The goal of this project was to create an engine in DirectX 11 that would implement and utilise several advanced graphics techniques used in the industry. Such techniques include:
• Bump/Normal Mapping
• Parallax & Parallax Occlusion Mapping
• Simple Screen-Space Effects such as a color tint, blur and depth of field
• Screen Space Ambient Occlusion (SSAO)
• Shadow Mapping
• Deferred Rendering
• Cel Shading
• Physically Based Rendering
Bump Mapping is a technique used on 2D polygon faces to simulate how light would reflect and refract when hitting a 3D object without the additional geometry cost. This can be acheived by supplying the appropiate Pixel Shader with a bump/normal map where each pixel's RGB value represents a normal vector.
Figure 1 - Bump Mapping on a stack of crates.
Parallax Occlusion Mapping
Much like Bump/Normal Mapping, Parallax Occlusion Mapping strives to achieve the look of a 3D object without the geometry cost by applying another map. This new map holds information regarding the depth of the pixel. A ray-trace is then done between the eye vector and the heightmap to determine what the texture offset should be, tricking the user into thinking the object is 3D. The same ray-tracing technique can be used between the offset texture position and the light vector to test if the pixel is occluded by a "higher" pixel for shadowing.
Figure 2 - Parallax Occlusion Mapping on a stack of crates.

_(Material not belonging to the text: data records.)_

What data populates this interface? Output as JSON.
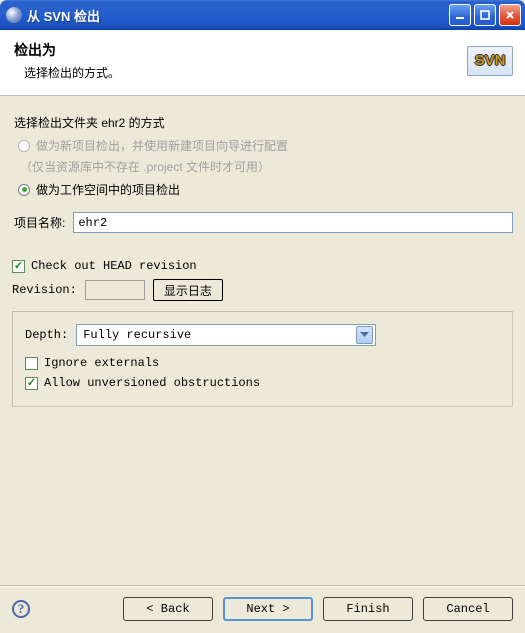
{
  "window": {
    "title": "从 SVN 检出"
  },
  "header": {
    "title": "检出为",
    "subtitle": "选择检出的方式。",
    "logo_text": "SVN"
  },
  "form": {
    "select_method_label": "选择检出文件夹 ehr2 的方式",
    "radio_new_project": "做为新项目检出，并使用新建项目向导进行配置",
    "hint_paren": "（仅当资源库中不存在 .project 文件时才可用）",
    "radio_workspace": "做为工作空间中的项目检出",
    "project_name_label": "项目名称:",
    "project_name_value": "ehr2",
    "check_head_label": "Check out HEAD revision",
    "check_head_checked": true,
    "revision_label": "Revision:",
    "revision_value": "",
    "show_log_btn": "显示日志",
    "depth_label": "Depth:",
    "depth_value": "Fully recursive",
    "ignore_externals_label": "Ignore externals",
    "ignore_externals_checked": false,
    "allow_unversioned_label": "Allow unversioned obstructions",
    "allow_unversioned_checked": true
  },
  "footer": {
    "back": "< Back",
    "next": "Next >",
    "finish": "Finish",
    "cancel": "Cancel"
  }
}
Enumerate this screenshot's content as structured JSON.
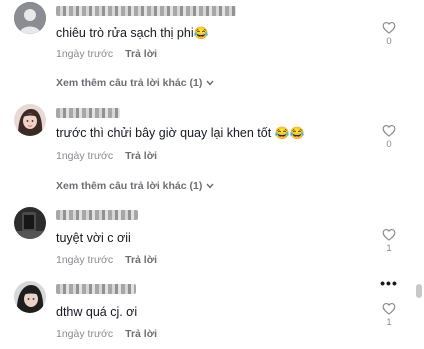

Screen-Space Ambient Occlusion (SSAO)
Ambient light is defined as the combined effect of multiple light sources reflecting off multiple objects to contribute to the overall illumination of a scene. It is possible to ray-cast each individual ray of light at significant computational cost (Too much for a real-time application). Instead, Screen-Space Ambient Occlusion is used to check for nearby polygons and, if close, subtract from an ambient accessability value that determines the average ambient light that should reach that pixel.
Multiple shader passes are required to achieve this effect, therefore all but the last shader pass are rendered to a texture rather than the back-buffer. The first pass generates the normal and depth information for the scene [Figure 3]. Then, for the second pass, random vectors are generated from each pixel and test for nearby objects that could potentially occlude it to generate the SSAO map [Figure 4]. This SSAO map is the subjected to a vertical and horizontal blur as the SSAO effect alone creates a grainy image [Figure 5].
Figure 3 - Normal & Depth Map for SSAO (RGB (normal) values on the left, W (depth) values on the right).
Figure 4 - SSAO Map for a scene.
Figure 5 - Blurred SSAO Map for a scene.
Figure 6 - SSAO being enabled and disabled on a scene.
Shadow Mapping is a commonly used technique used to create shadows in the sections of the map that would be naturally occluded. To do this, a shadow map is generated by rendering the scene from the perspective of the light onto a depth stencil view (not a render target) [Figure 7]. This shadow/depth map is then passed to the second shader pass from the camera's perspective and projected into world space. The depth values of both the shadow and second pass scene are evaluated to determine if the pixel is occluded, drawing a shadow if it is [Figure 8].
Figure 7 - Depth Map from the Light's Perspective (Zoomed in).
Figure 8 - Scene with the projected shadow/depth map applied.
Simple Screen-Space Effects
These are just a few simple examples of a scene rendered to a texture and then passing through a blur or color filter on the second pass.
Figure 9 - Gaussian Blur
Figure 10 - Color Tint
Figure 11- Greyscale
Figure 12 - Sepia
Depth of Field
Using the Gaussian Blur effect shown previously, it was possible to implement a Depth of Field technique by altering the blur amounts dependent on a user-controlled depth [Figure 13].
Figure 13 - Depth of Field using Gaussian Blur
Another screen space effect that was implemented was to increase the intensity of very light objects to create a bloom effect. This is done by extracting all of the pixels that have a light RGB value against a "bloom threshold", which determines how light that pixel should be, to create a glow map [Figure 14]. This glow map is then blurred to create the effect of bright spots being difficult to focus on, as happens with the human eye when looking at bright objects [Figure 15]. This glow map is then applied on the final shader pass with the scene map to create the final effect [Figure 16].
Figure 14 - Glow Map
Figure 15 - Blurred Glow Map
Figure 16 - Bloom Effect
A cel shading effect was implemented that used the previous scene shader pass and normal/depth shader passes described above on this page. The last shader pass used the normals and depth values of neighbouring pixels to test if there was enough difference to be considered an edge of an object [Figure 17].